▶ PROBLEM DESCRIPTION: Determine how many lines in the listing contain the string "JSON"; respond with the number alone.

▶ DATASET RECORDS:

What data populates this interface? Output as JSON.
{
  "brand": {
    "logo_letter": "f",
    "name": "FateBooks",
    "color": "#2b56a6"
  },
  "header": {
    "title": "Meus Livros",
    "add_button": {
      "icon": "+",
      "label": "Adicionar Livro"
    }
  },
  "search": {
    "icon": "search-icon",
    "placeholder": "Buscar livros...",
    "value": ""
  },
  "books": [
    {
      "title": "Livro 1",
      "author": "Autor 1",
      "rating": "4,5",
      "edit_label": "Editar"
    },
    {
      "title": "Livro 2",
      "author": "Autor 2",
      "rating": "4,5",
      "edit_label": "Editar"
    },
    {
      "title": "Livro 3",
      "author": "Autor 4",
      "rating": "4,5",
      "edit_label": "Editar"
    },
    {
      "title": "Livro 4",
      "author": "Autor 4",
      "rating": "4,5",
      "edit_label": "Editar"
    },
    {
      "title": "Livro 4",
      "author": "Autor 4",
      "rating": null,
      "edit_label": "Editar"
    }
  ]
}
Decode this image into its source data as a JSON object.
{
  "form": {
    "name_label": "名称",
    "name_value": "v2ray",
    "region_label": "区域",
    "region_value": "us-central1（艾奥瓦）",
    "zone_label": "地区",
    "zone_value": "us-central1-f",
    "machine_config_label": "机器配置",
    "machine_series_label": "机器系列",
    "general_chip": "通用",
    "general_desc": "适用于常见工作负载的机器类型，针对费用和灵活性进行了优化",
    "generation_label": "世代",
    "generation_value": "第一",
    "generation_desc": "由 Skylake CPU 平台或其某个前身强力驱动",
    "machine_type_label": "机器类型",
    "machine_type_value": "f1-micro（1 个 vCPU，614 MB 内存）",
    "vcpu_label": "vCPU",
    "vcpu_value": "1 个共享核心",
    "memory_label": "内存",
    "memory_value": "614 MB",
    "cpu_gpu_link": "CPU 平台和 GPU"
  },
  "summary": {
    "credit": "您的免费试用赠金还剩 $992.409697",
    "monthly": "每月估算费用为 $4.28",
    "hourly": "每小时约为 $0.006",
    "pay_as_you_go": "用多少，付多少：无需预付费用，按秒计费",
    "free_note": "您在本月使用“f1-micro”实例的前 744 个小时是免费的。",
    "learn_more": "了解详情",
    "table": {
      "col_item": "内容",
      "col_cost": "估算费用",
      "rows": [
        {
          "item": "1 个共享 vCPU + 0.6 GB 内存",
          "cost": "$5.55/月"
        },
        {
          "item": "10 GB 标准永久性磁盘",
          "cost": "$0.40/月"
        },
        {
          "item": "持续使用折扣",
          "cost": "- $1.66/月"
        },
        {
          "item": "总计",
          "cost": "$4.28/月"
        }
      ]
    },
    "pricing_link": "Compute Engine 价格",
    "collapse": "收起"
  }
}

▶ SOLUTION TO THE PROBLEM: 2